Under the hot September sun, they were tending to the details Tuesday at Knology Park. • Campaign officials, local officials and others were setting up bleachers, moving sound equipment into place, looking at public safety considerations, along with a hundred other tasks needed to prepare the field for Sen. Barack Obama's "Change We Need" rally today.
"Just to be a part of an historic race, to say that I have a small part of it, is exciting," said Malcolm Hope Sr., an African-American union stagehand from Tampa. "One of the ones building the stage, assembling sound, all that good stuff."
The scale of the event may be a first at the stadium.
"We've never done anything like this before," said Ken Carson, director of Florida operations for the Blue Jays.
"I don't know if there's ever been anything this big in Dunedin," said Russ Williams of Palm Harbor, the concessionaire at Knology Park. He said a sold-out spring training game brings in 6,000. Event organizers expect to fill the grandstands as well as bleachers on the field.

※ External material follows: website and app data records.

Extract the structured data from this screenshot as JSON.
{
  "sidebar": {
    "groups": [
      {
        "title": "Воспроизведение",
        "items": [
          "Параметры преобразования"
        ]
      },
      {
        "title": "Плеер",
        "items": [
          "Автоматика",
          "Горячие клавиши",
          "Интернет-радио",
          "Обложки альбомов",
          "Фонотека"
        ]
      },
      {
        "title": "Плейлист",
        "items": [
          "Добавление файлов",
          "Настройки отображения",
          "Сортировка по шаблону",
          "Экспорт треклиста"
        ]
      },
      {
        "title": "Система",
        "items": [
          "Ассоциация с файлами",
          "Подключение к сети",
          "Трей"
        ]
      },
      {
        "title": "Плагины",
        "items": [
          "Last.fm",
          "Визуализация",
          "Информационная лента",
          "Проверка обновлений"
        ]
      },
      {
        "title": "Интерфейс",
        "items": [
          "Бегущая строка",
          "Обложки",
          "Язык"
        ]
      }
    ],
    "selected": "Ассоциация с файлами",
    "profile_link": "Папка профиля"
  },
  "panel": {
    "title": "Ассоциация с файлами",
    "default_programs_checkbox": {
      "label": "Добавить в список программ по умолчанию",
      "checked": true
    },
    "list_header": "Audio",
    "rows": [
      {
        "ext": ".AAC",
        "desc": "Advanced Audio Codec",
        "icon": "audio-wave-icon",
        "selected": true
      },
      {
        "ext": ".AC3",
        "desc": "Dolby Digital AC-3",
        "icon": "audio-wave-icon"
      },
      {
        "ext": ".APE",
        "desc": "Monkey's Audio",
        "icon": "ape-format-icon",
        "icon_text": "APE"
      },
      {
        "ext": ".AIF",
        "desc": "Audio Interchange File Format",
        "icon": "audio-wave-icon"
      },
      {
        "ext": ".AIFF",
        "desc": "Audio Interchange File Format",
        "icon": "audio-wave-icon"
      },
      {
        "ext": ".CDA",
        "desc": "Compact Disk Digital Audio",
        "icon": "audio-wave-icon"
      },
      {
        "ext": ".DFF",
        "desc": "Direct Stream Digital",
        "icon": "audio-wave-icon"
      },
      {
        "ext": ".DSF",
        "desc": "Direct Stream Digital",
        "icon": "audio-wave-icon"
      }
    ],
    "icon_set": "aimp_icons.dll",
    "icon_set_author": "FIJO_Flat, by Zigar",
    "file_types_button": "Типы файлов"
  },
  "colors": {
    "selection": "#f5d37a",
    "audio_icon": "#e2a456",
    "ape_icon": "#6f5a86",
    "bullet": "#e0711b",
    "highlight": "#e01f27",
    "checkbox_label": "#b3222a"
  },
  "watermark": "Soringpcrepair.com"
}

Resting a minute next to a picnic table, Williams said the security preparations have been impressive.
"You're playing by a whole different set of rules when you're doing something like this," he said. "They're doing stuff I never even thought about before."
Inside the stadium, Dunedin Fire Rescue officials were talking with campaign staff, going over field entrances and exits.
"Always nice to have an international celebrity in delightful Dunedin," said Fire Marshal Bill McElligott.
In a breezeless heat, crews were setting up bleachers, rolling out sound speakers.
And Roy Zahid of Clearwater, in the auto body repair business, was looking for someone to talk to. He hoped that someone in Obama's campaign would listen as he told them that auto body repair workers are leaving the industry because they are underpaid.
Zahid said he has developed a free software for auto body repair shops that can track the amount of time spent for each task. He is hoping his freeware will serve as the basis for standardizing repair times and prices, justifying higher prices and leading to better wages.
A campaign worker paused long enough to listen a minute and say, "I can pass your information along to our headquarters."